A proper farewell cannot be bid to the Geoff Johns era without a mention of Peter Tomasi. In Green Lantern Corps, first Dave Gibbons and later, Peter Tomasi picked up on Johns’ myth creation and ran with it. Tomasi in particular, was an invaluable partner to Johns who provided a perfect voice to deeply explore John’s ideas. In Tomasi’s Green Lantern Corps, readers were able to explore the members that were inspired by Hal’s example. Tomasi made an already huge universe of characters even bigger, providing an outlet for the further exploration of John, Kyle, Guy and the myriad alien Lanterns introduced before and during Johns’ run. Johns and Tomasi would volley story beats back and forth between the titles, myth-building with every hit.While the stories in Green Lantern were big, they were not big enough to explore the ramifications of these universe-altering tales for every member of the extended GL family. Pete Tomasi crafted equally compelling stories about the other Lanterns, all the while exploring and fleshing out alien characters in all the Corps to make the Green Lantern universe even richer. While Johns introduced the Third Army, it was Tomasi’s visceral tone that made them truly terrifying, so when they popped up in Hal’s book, readers know what horrific creatures Hal was up against. After Johns introduced Valthoom, Tomasi explored the monster’s methods and motivations. This was the formula for their entire run, Johns would introduce, and Tomasi would flesh out, all the while guiding the adventures of the Green Lanterns of earth.
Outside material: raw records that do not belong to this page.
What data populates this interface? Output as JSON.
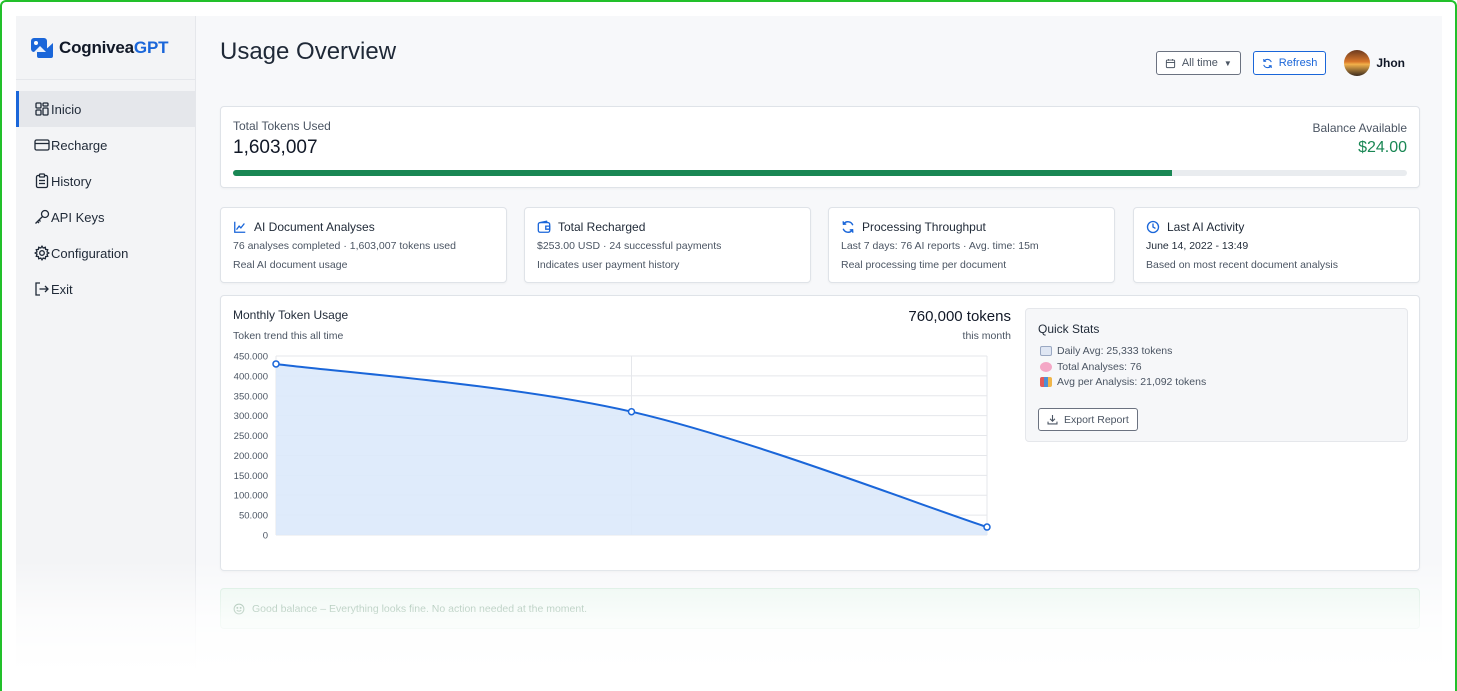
{
  "brand": {
    "name_main": "Cognivea",
    "name_accent": "GPT"
  },
  "sidebar": {
    "items": [
      {
        "label": "Inicio",
        "icon": "dashboard-icon",
        "active": true
      },
      {
        "label": "Recharge",
        "icon": "credit-card-icon"
      },
      {
        "label": "History",
        "icon": "clipboard-icon"
      },
      {
        "label": "API Keys",
        "icon": "key-icon"
      },
      {
        "label": "Configuration",
        "icon": "gear-icon"
      },
      {
        "label": "Exit",
        "icon": "exit-icon"
      }
    ]
  },
  "header": {
    "title": "Usage Overview",
    "date_filter": "All time",
    "refresh_label": "Refresh",
    "user_name": "Jhon"
  },
  "tokens": {
    "label": "Total Tokens Used",
    "value": "1,603,007",
    "balance_label": "Balance Available",
    "balance_value": "$24.00",
    "progress_fraction": 0.8
  },
  "stats": [
    {
      "title": "AI Document Analyses",
      "icon": "line-chart-icon",
      "line1": "76 analyses completed · 1,603,007 tokens used",
      "line2": "Real AI document usage"
    },
    {
      "title": "Total Recharged",
      "icon": "wallet-icon",
      "line1": "$253.00 USD · 24 successful payments",
      "line2": "Indicates user payment history"
    },
    {
      "title": "Processing Throughput",
      "icon": "refresh-icon",
      "line1": "Last 7 days: 76 AI reports · Avg. time: 15m",
      "line2": "Real processing time per document"
    },
    {
      "title": "Last AI Activity",
      "icon": "clock-icon",
      "line1": "June 14, 2022 - 13:49",
      "line2": "Based on most recent document analysis"
    }
  ],
  "chart_panel": {
    "title": "Monthly Token Usage",
    "subtitle": "Token trend this all time",
    "big_value": "760,000 tokens",
    "big_sub": "this month"
  },
  "chart_data": {
    "type": "area",
    "x": [
      0,
      1,
      2
    ],
    "values": [
      430000,
      310000,
      20000
    ],
    "yticks": [
      "450.000",
      "400.000",
      "350.000",
      "300.000",
      "250.000",
      "200.000",
      "150.000",
      "100.000",
      "50.000",
      "0"
    ],
    "ylim": [
      0,
      450000
    ],
    "grid": true,
    "line_color": "#1a66d9",
    "fill_color": "#dbe9fb"
  },
  "quick_stats": {
    "title": "Quick Stats",
    "rows": [
      {
        "text": "Daily Avg: 25,333 tokens",
        "icon": "calendar-icon"
      },
      {
        "text": "Total Analyses: 76",
        "icon": "brain-icon"
      },
      {
        "text": "Avg per Analysis: 21,092 tokens",
        "icon": "bar-chart-icon"
      }
    ],
    "export_label": "Export Report"
  },
  "alert": {
    "text": "Good balance – Everything looks fine. No action needed at the moment."
  },
  "colors": {
    "accent": "#1a66d9",
    "success": "#198754"
  }
}
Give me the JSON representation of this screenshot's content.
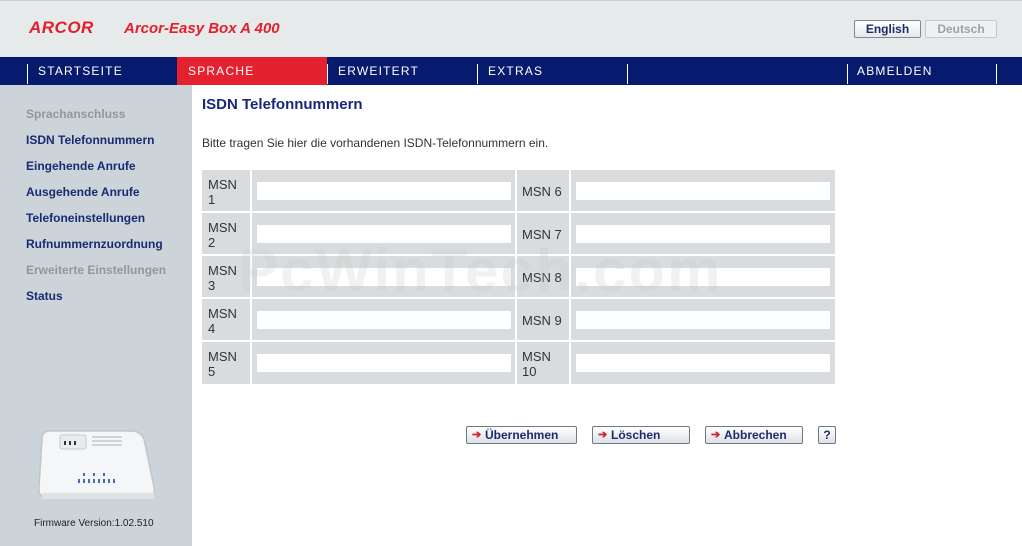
{
  "header": {
    "brand_logo": "ARCOR",
    "product_name": "Arcor-Easy Box A 400",
    "lang_english": "English",
    "lang_deutsch": "Deutsch"
  },
  "nav": {
    "items": [
      "STARTSEITE",
      "SPRACHE",
      "ERWEITERT",
      "EXTRAS",
      "ABMELDEN"
    ],
    "active": "SPRACHE"
  },
  "sidebar": {
    "items": [
      {
        "label": "Sprachanschluss",
        "state": "disabled"
      },
      {
        "label": "ISDN Telefonnummern",
        "state": "active"
      },
      {
        "label": "Eingehende Anrufe",
        "state": "enabled"
      },
      {
        "label": "Ausgehende Anrufe",
        "state": "enabled"
      },
      {
        "label": "Telefoneinstellungen",
        "state": "enabled"
      },
      {
        "label": "Rufnummernzuordnung",
        "state": "enabled"
      },
      {
        "label": "Erweiterte Einstellungen",
        "state": "disabled"
      },
      {
        "label": "Status",
        "state": "enabled"
      }
    ],
    "firmware": "Firmware Version:1.02.510"
  },
  "main": {
    "title": "ISDN Telefonnummern",
    "intro": "Bitte tragen Sie hier die vorhandenen ISDN-Telefonnummern ein.",
    "msn_rows": [
      {
        "left_label": "MSN 1",
        "left_value": "",
        "right_label": "MSN 6",
        "right_value": ""
      },
      {
        "left_label": "MSN 2",
        "left_value": "",
        "right_label": "MSN 7",
        "right_value": ""
      },
      {
        "left_label": "MSN 3",
        "left_value": "",
        "right_label": "MSN 8",
        "right_value": ""
      },
      {
        "left_label": "MSN 4",
        "left_value": "",
        "right_label": "MSN 9",
        "right_value": ""
      },
      {
        "left_label": "MSN 5",
        "left_value": "",
        "right_label": "MSN 10",
        "right_value": ""
      }
    ],
    "buttons": {
      "apply": "Übernehmen",
      "clear": "Löschen",
      "cancel": "Abbrechen",
      "help": "?"
    }
  },
  "watermark": "PcWinTech.com",
  "colors": {
    "nav_bg": "#071b6e",
    "nav_active": "#e3212f",
    "sidebar_bg": "#cdd4d9",
    "title": "#17287a"
  }
}
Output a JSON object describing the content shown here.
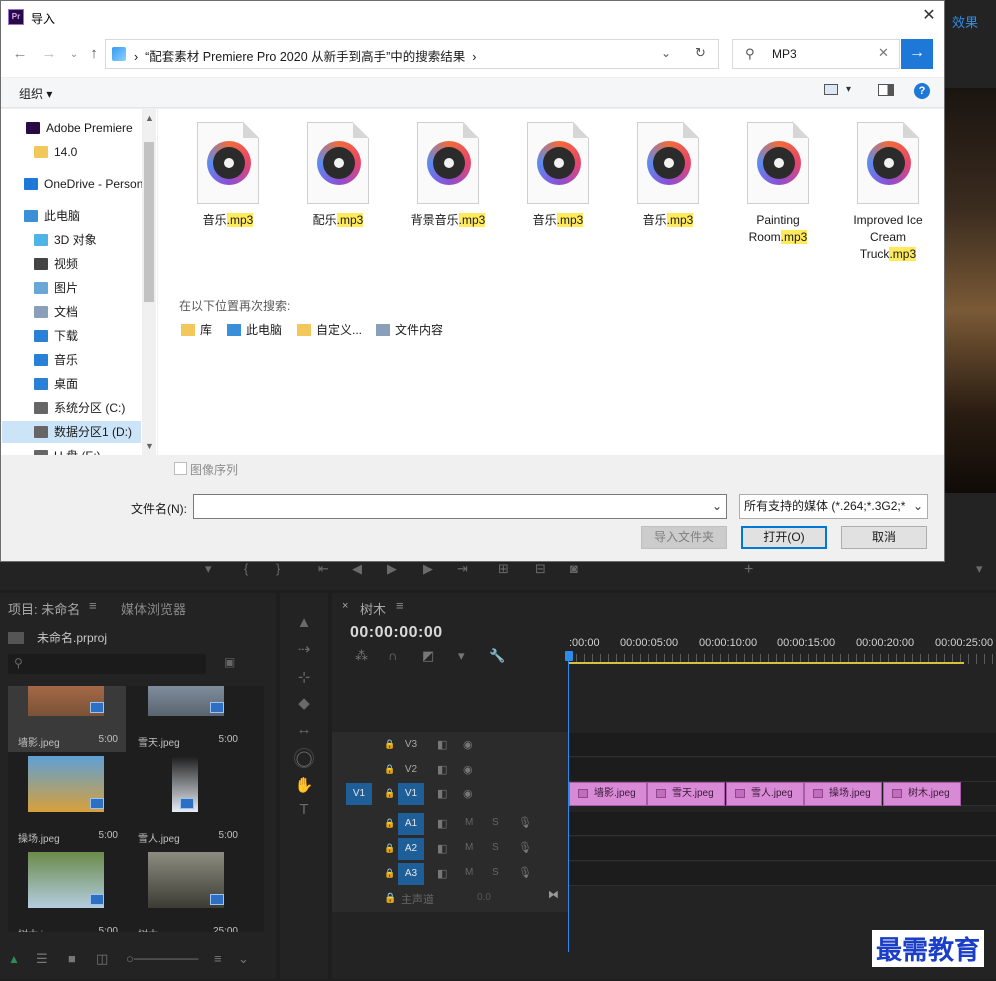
{
  "dialog": {
    "title": "导入",
    "address_path": "“配套素材 Premiere Pro 2020 从新手到高手”中的搜索结果",
    "search_value": "MP3",
    "organize_label": "组织 ▾",
    "nav_items": [
      {
        "label": "Adobe Premiere",
        "icon": "premiere-icon"
      },
      {
        "label": "14.0",
        "icon": "folder-icon"
      },
      {
        "label": "OneDrive - Personal",
        "icon": "onedrive-icon"
      },
      {
        "label": "此电脑",
        "icon": "pc-icon"
      },
      {
        "label": "3D 对象",
        "icon": "3d-objects-icon"
      },
      {
        "label": "视频",
        "icon": "video-icon"
      },
      {
        "label": "图片",
        "icon": "pictures-icon"
      },
      {
        "label": "文档",
        "icon": "documents-icon"
      },
      {
        "label": "下载",
        "icon": "download-icon"
      },
      {
        "label": "音乐",
        "icon": "music-icon"
      },
      {
        "label": "桌面",
        "icon": "desktop-icon"
      },
      {
        "label": "系统分区 (C:)",
        "icon": "drive-icon"
      },
      {
        "label": "数据分区1 (D:)",
        "icon": "drive-icon"
      },
      {
        "label": "U 盘 (E:)",
        "icon": "drive-icon"
      }
    ],
    "files": [
      {
        "name_lines": [
          "音乐"
        ],
        "ext": ".mp3"
      },
      {
        "name_lines": [
          "配乐"
        ],
        "ext": ".mp3"
      },
      {
        "name_lines": [
          "背景音乐"
        ],
        "ext": ".mp3"
      },
      {
        "name_lines": [
          "音乐"
        ],
        "ext": ".mp3"
      },
      {
        "name_lines": [
          "音乐"
        ],
        "ext": ".mp3"
      },
      {
        "name_lines": [
          "Painting",
          "Room"
        ],
        "ext": ".mp3"
      },
      {
        "name_lines": [
          "Improved Ice",
          "Cream",
          "Truck"
        ],
        "ext": ".mp3"
      }
    ],
    "search_again_label": "在以下位置再次搜索:",
    "search_again_items": [
      "库",
      "此电脑",
      "自定义...",
      "文件内容"
    ],
    "image_sequence_label": "图像序列",
    "filename_label": "文件名(N):",
    "filename_value": "",
    "filetype_value": "所有支持的媒体 (*.264;*.3G2;*",
    "import_folder_label": "导入文件夹",
    "open_label": "打开(O)",
    "cancel_label": "取消"
  },
  "premiere": {
    "effects_tab": "效果",
    "project_tab": "项目: 未命名",
    "media_browser_tab": "媒体浏览器",
    "project_file": "未命名.prproj",
    "clips": [
      {
        "name": "墙影.jpeg",
        "dur": "5:00",
        "colors": [
          "#c97c55",
          "#7a5236"
        ]
      },
      {
        "name": "雪天.jpeg",
        "dur": "5:00",
        "colors": [
          "#9fb0c2",
          "#5a6470"
        ]
      },
      {
        "name": "操场.jpeg",
        "dur": "5:00",
        "colors": [
          "#5ea0d6",
          "#d8a03a"
        ]
      },
      {
        "name": "雪人.jpeg",
        "dur": "5:00",
        "colors": [
          "#1c1c1c",
          "#e8eef4"
        ]
      },
      {
        "name": "树木.jpeg",
        "dur": "5:00",
        "colors": [
          "#6a8a4a",
          "#b4cde0"
        ]
      },
      {
        "name": "树木",
        "dur": "25:00",
        "colors": [
          "#8c8c80",
          "#3c3c34"
        ]
      }
    ],
    "sequence_tab": "树木",
    "timecode": "00:00:00:00",
    "ruler_labels": [
      ":00:00",
      "00:00:05:00",
      "00:00:10:00",
      "00:00:15:00",
      "00:00:20:00",
      "00:00:25:00"
    ],
    "video_tracks": [
      "V3",
      "V2",
      "V1"
    ],
    "audio_tracks": [
      "A1",
      "A2",
      "A3"
    ],
    "source_patch": "V1",
    "master_label": "主声道",
    "master_value": "0.0",
    "mute_label": "M",
    "solo_label": "S",
    "timeline_clips": [
      "墙影.jpeg",
      "雪天.jpeg",
      "雪人.jpeg",
      "操场.jpeg",
      "树木.jpeg"
    ]
  },
  "watermark": "最需教育"
}
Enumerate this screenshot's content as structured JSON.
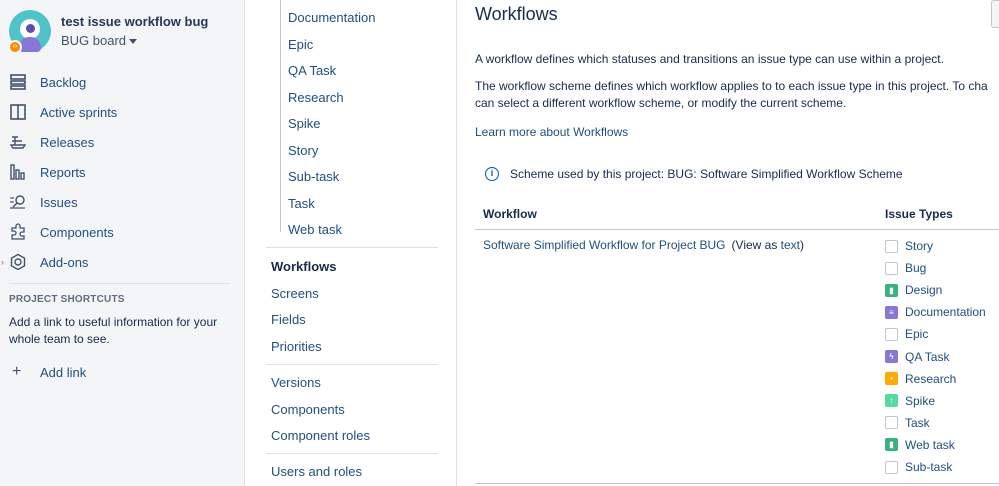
{
  "sidebar": {
    "project_title": "test issue workflow bug",
    "board_label": "BUG board",
    "nav": [
      {
        "label": "Backlog",
        "icon": "backlog-icon"
      },
      {
        "label": "Active sprints",
        "icon": "active-sprints-icon"
      },
      {
        "label": "Releases",
        "icon": "releases-icon"
      },
      {
        "label": "Reports",
        "icon": "reports-icon"
      },
      {
        "label": "Issues",
        "icon": "issues-icon"
      },
      {
        "label": "Components",
        "icon": "components-icon"
      },
      {
        "label": "Add-ons",
        "icon": "add-ons-icon"
      }
    ],
    "shortcuts_heading": "PROJECT SHORTCUTS",
    "shortcuts_text": "Add a link to useful information for your whole team to see.",
    "add_link": "Add link"
  },
  "settings_nav": {
    "issue_types": [
      "Documentation",
      "Epic",
      "QA Task",
      "Research",
      "Spike",
      "Story",
      "Sub-task",
      "Task",
      "Web task"
    ],
    "group_a": [
      "Workflows",
      "Screens",
      "Fields",
      "Priorities"
    ],
    "active": "Workflows",
    "group_b": [
      "Versions",
      "Components",
      "Component roles"
    ],
    "group_c": [
      "Users and roles"
    ]
  },
  "main": {
    "title": "Workflows",
    "description_1": "A workflow defines which statuses and transitions an issue type can use within a project.",
    "description_2_line1": "The workflow scheme defines which workflow applies to to each issue type in this project. To cha",
    "description_2_line2": "can select a different workflow scheme, or modify the current scheme.",
    "learn_more": "Learn more about Workflows",
    "scheme_info": "Scheme used by this project:  BUG: Software Simplified Workflow Scheme",
    "table": {
      "col_workflow": "Workflow",
      "col_issue_types": "Issue Types",
      "workflow_name": "Software Simplified Workflow for Project BUG",
      "view_as_prefix": "(View as ",
      "view_as_link": "text",
      "view_as_suffix": ")",
      "issue_types": [
        {
          "name": "Story",
          "icon": "blank"
        },
        {
          "name": "Bug",
          "icon": "blank"
        },
        {
          "name": "Design",
          "icon": "bookmark",
          "color": "#36b37e"
        },
        {
          "name": "Documentation",
          "icon": "document",
          "color": "#8777d9"
        },
        {
          "name": "Epic",
          "icon": "blank"
        },
        {
          "name": "QA Task",
          "icon": "lightning",
          "color": "#8777d9"
        },
        {
          "name": "Research",
          "icon": "lightbulb",
          "color": "#ffab00"
        },
        {
          "name": "Spike",
          "icon": "arrow-up",
          "color": "#57d9a3"
        },
        {
          "name": "Task",
          "icon": "blank"
        },
        {
          "name": "Web task",
          "icon": "bookmark",
          "color": "#36b37e"
        },
        {
          "name": "Sub-task",
          "icon": "blank"
        }
      ]
    }
  },
  "colors": {
    "link": "#205081",
    "sidebar_bg": "#f4f5f7",
    "text": "#172b4d"
  }
}
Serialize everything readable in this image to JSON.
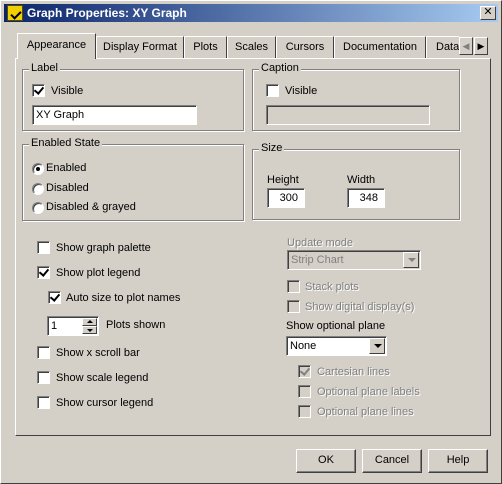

It’s rare that two creators end legendary runs that are intertwined together. As new voices come aboard Green Lantern and Green Lantern Corps, it is clear that they will have a legacy to live up to, but with Johns and Tomasi as inspiration, fans can rest assured, that the flame will burn bright. Green Lantern #20 was a fitting farewell from a writer to his characters. Johns says farewell to each of his creations in turn, allowing each their moment to shine and reminding the reader why each one is so amazing. Future writers will look to this run as a guide, utilizing characters and concepts dreamed up in almost a decade of storytelling; let us hope these writers have the creative acumen to add a fraction of what Geoff Johns and Peter Tomasi did to the legacy of Green Lantern.